After a traumatic injury from an event such as a car crash or industrial accident, many patients die from blood loss before even entering the operating room. If health-care providers can keep the blood that wasn’t lost through the injury flowing to the heart and the brain, the chances of survival are dramatically increased.
This was the aim of Dr. Adam Power, a vascular surgeon who regularly confronts these types of injuries on the operating room table, and biomedical engineer and Western alumna Asha Parekh, PhD’15. The team developed a small device that could be quickly inserted into an injured person’s femoral artery to keep blood pumping to these vital organs.
After more than three years of research and development, the device received Health Canada approval this month through the team’s medical device company, Front Line Medical Technologies Inc.
“This partnership between medicine and engineering that brings the clinical and technical sides together was what made this medical innovation possible,” said Parekh, co-founder of Front Line Medical Technologies.
Called the COBRA-OS (Control of Bleeding, Resuscitation, Arterial Occlusion System), the device is like a tiny balloon, less than two millimetres wide, that can be inserted into the artery and then inflated with saline solution to block blood flow.
Most adults have about five litres of blood in their body, and if they lose two litres the remaining blood may not be enough to keep the brain and heart alive, said Dr. Power, associate professor at the Schulich School of Medicine & Dentistry.
“But if we use this device to short-circuit the system, and turn off the tap to the lower half of the body, we can keep the remaining blood circulating to the brain and heart and can keep people alive as a bridge to giving them blood and going into surgery to stop the bleeding.”
While the device is brand new, the idea isn’t. Similar devices that use this same technique called REBOA (Resuscitative Endovascular Balloon Occlusion of the Aorta) have been used in some emergency situations, and extensively by the military to treat the wounded on the battlefield. However, the application of REBOA has been limited because previous devices are larger, so could cause damage to the arteries, and are cumbersome and time-consuming to insert.
“We saw REBOA as a potentially impactful life-saving technique that could help trauma patients, but we knew that the gap in the technology was part of the reason why it wasn’t being used more, so we set out to create a device that was simpler, faster and safer,” said Dr. Power.
The COBRA-OS is less than half the size of REBOA devices that have been used in the past. Through their research, the team was able to show that it takes just over a minute to insert, about one-tenth of the time it takes to insert the larger devices.
“When it comes to blood loss, timing really is crucial,” said Parekh.
Now that the device has Health Canada approval, the goal is to get the device out and in use in hospitals across Canada, with the hope it may eventually be used in pre-hospital settings as well. In future, paramedics may be trained to insert the device right at the scene of an accident, giving the patient the best chance of survival, Parekh said.

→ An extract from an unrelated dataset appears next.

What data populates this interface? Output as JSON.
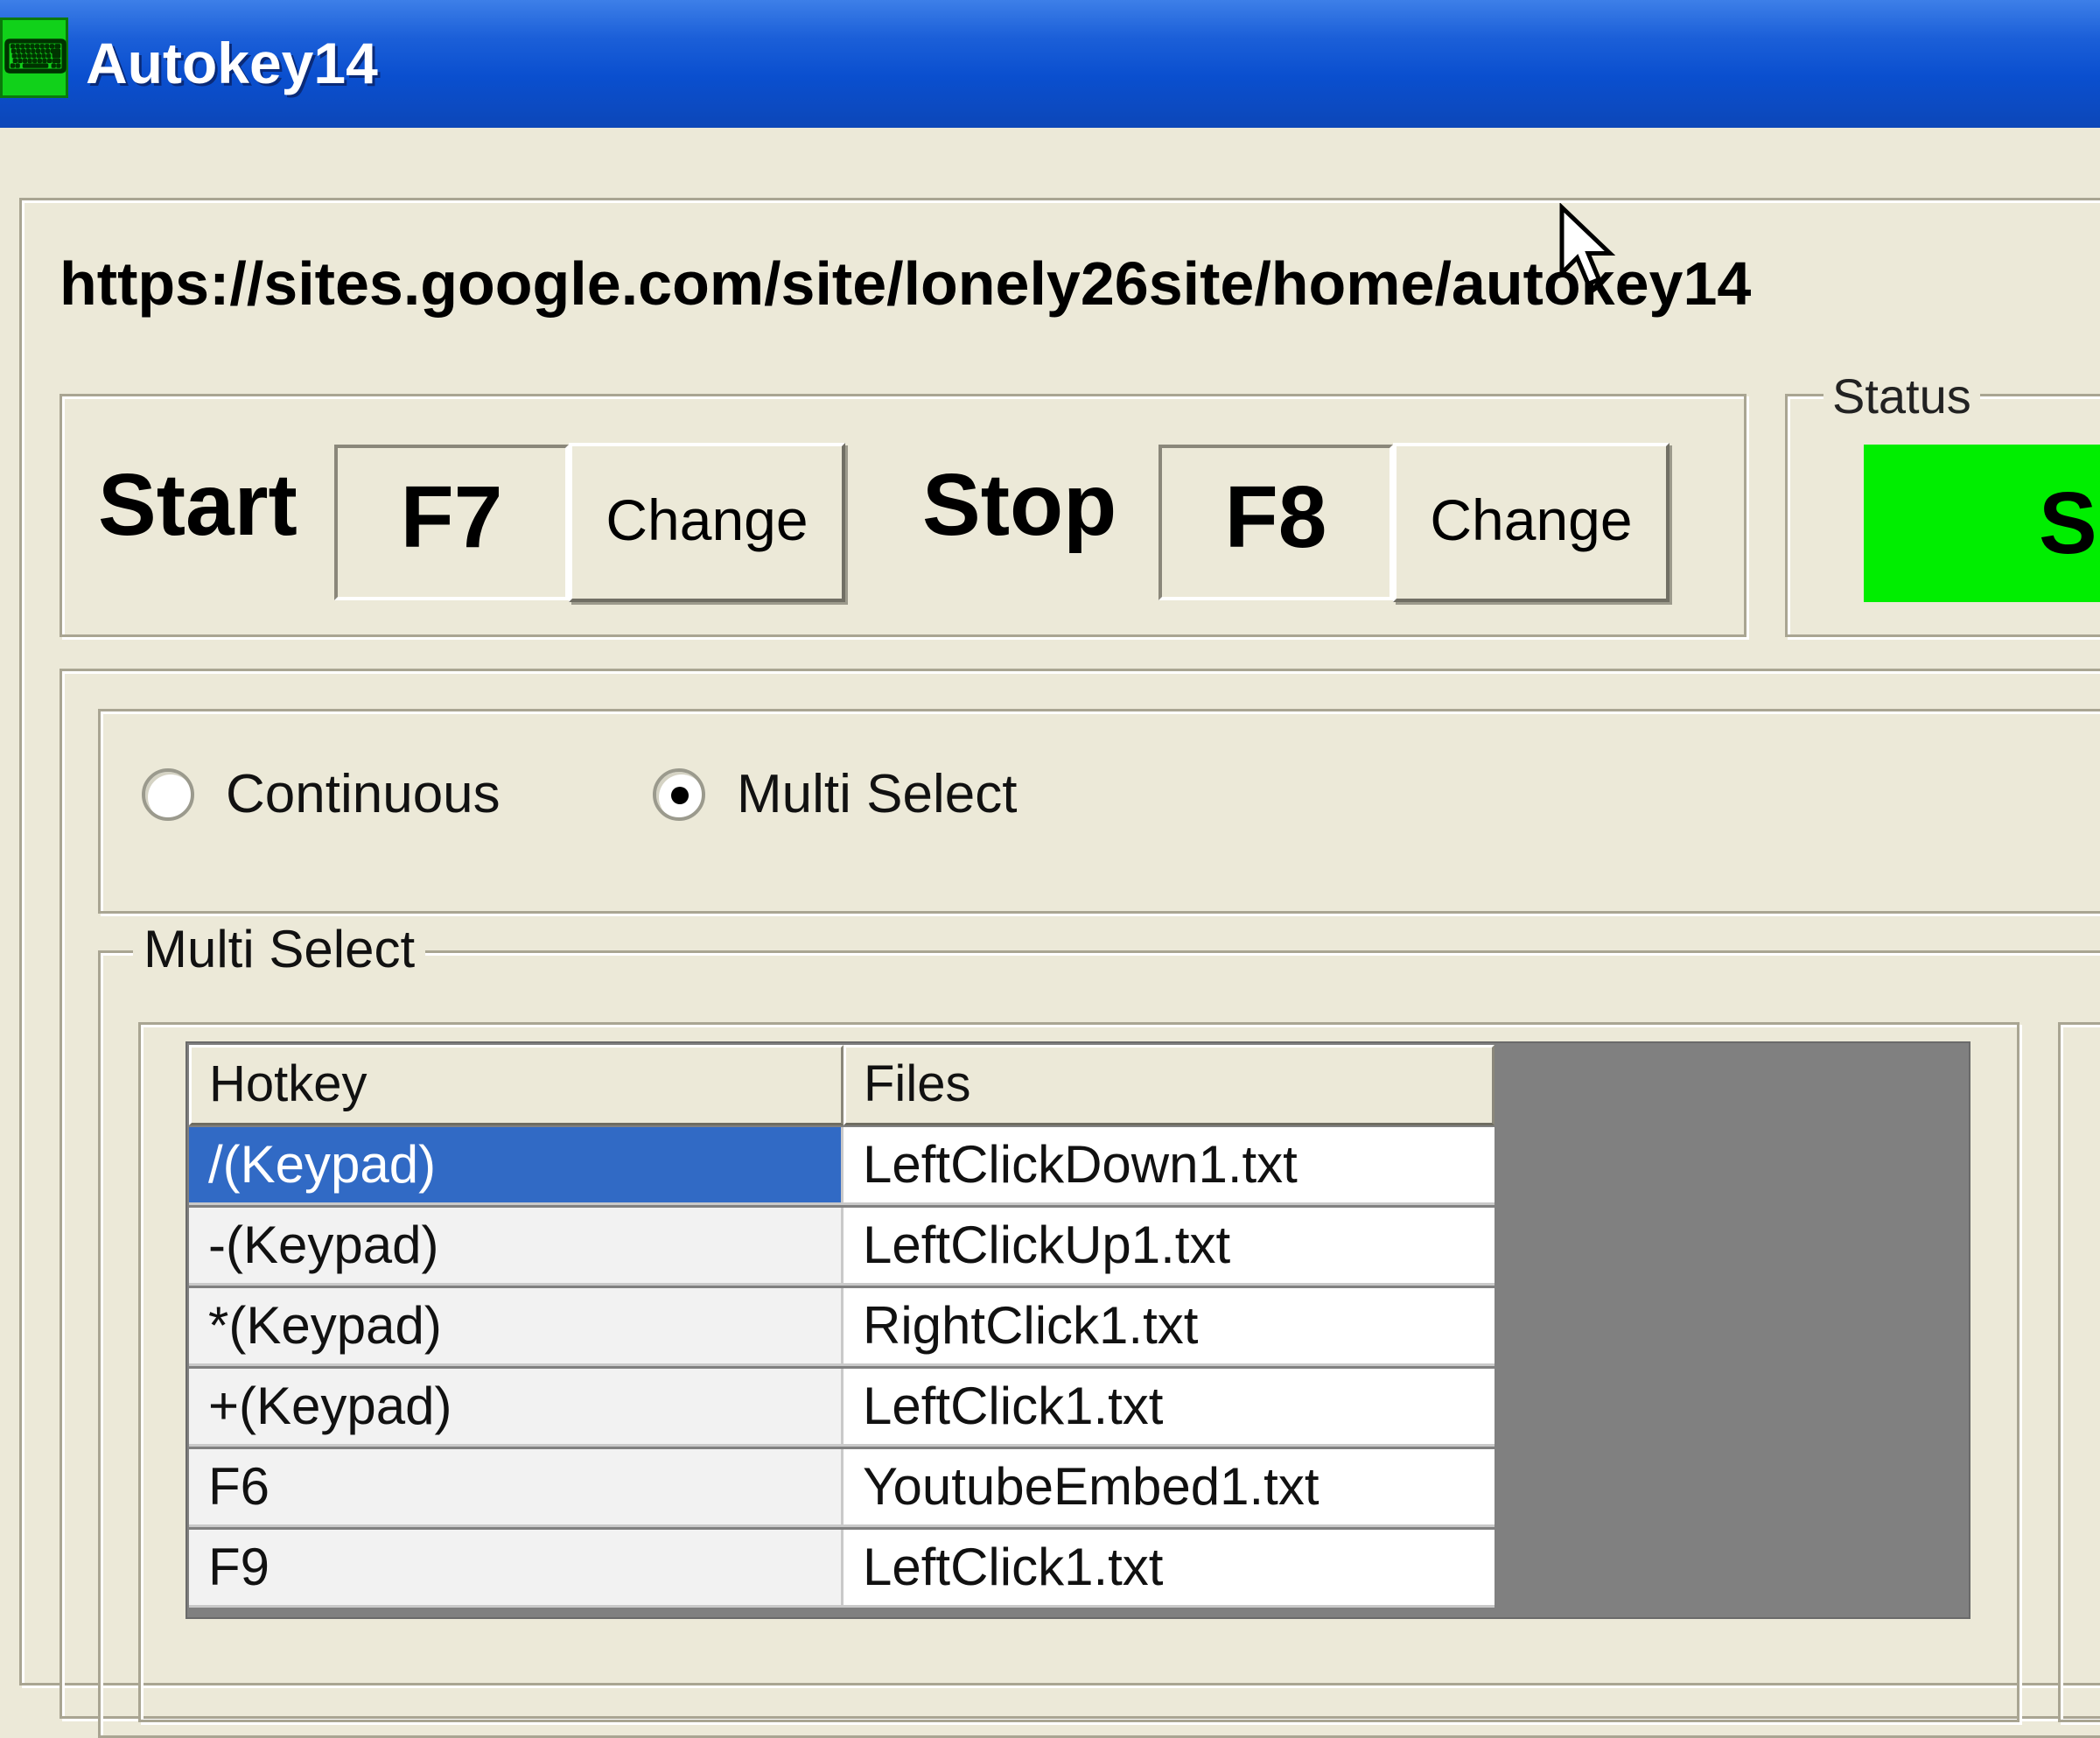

The team is also testing the device’s usefulness for other traumas, including postpartum hemorrhage and cardiac arrest.